Legally landlords must provide houses which meet the ‘Private Rented Repairing Standard’ although sometimes this is not the case – particularly in flats where co-operation with other owners requires joint decisions to be made on common repairs. Should you have an issue with your rent or the repair of your property, the Housing and Property Chamber - First-tier Tribunal for Scotland may be able to assist.
- Choose your landlord carefully
- Ensure your landlord is registered with the Council
- If more than 3 unrelated people share then a separate House in Multiple Occupation licence is also required.
- Argyll and Bute council run a voluntary Landlord Accreditation Scheme. Ask if your prospective landlord is a member.
- Understand your rights and security.
- Find out about your rights as a private tenant from Shelter Scotland.
- Information from Scottish Government
- Always arrange to view the property before making any commitment.
- In flats take a look at common areas such as roofs, access ways, backyards, etc.
If the stresses of living in an unsuitable house are becoming intolerable, you may be considered ‘homeless’. You can contact your area homeless team for information on homelessness assessment.
- You don’t have to be without a home to be homeless
- Contact the Council if you think your accommodation is unsuitable
- Independent housing advice is available on Freephone 0800 731 8337
Moving to another owner occupied home
Moving to an owner occupied house involves many different choices and questions to be answered.
These notes consider two circumstances.
- When an elderly home owner is looking to move to smaller or retirement housing
- When a disabled young person is considering moving to their own home from the family home.
- Contact Housing Services for specialist advice
- It’s never too early to start to think about
- What sort of housing you want
- What sort of support you may need
- Where you want to live
- Whether you want to live with others or in your own place
- Even if you don’t want to move at the moment, it’s time to start thinking.

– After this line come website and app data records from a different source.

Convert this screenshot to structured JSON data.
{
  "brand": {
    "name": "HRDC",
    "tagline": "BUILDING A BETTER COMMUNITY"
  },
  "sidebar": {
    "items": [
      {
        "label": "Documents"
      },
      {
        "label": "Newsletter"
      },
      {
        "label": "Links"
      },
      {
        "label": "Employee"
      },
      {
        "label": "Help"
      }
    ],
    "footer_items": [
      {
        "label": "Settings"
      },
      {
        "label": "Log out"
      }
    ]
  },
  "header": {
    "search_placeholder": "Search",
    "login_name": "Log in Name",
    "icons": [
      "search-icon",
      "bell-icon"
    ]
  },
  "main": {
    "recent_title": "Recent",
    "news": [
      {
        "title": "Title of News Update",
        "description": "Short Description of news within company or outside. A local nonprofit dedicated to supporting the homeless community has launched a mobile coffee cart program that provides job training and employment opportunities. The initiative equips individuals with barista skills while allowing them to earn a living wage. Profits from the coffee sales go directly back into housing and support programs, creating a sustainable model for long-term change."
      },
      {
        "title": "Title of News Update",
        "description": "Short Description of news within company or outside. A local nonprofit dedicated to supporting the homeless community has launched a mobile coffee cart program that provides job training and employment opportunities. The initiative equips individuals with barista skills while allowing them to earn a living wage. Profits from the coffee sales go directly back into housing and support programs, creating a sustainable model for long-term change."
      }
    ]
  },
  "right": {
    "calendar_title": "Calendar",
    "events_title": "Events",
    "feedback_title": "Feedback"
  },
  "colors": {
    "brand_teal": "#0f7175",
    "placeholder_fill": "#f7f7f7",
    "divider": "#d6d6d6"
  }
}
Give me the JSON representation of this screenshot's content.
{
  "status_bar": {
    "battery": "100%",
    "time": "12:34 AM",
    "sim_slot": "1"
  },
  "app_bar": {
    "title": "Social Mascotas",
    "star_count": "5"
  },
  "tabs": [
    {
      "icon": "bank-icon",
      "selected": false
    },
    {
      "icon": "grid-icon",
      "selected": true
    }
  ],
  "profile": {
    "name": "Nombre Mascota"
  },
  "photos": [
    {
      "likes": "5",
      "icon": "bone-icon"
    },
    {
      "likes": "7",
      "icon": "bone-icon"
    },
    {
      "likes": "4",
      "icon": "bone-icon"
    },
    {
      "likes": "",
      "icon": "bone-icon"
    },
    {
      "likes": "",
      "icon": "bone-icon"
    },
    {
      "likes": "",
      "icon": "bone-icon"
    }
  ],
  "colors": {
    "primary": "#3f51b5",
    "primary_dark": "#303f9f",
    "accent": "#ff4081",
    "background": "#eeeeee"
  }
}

Foundation for People with Learning Disabilities part of the UK charity, the Mental Health Foundation
Housing Options in Scotland: help disabled people to resolve their housing issues, by working on finding tailored solutions for individuals. Including the publications;
Benefits Based Borrowing leaflet 2014 A Guide for disabled people on using benefits to buy property more suited to their needs.
Buying to let to a relative A guide for disabled people on claiming Housing Benefit, and for families of disabled people who would like to buy a property for them to rent.
Landlord Registration - Information and advice on whether your landlord is registered and what you can do if you have issues with your landlord.
Tenancy Deposit Schemes - Details of the approved tenancy deposit scheme providers.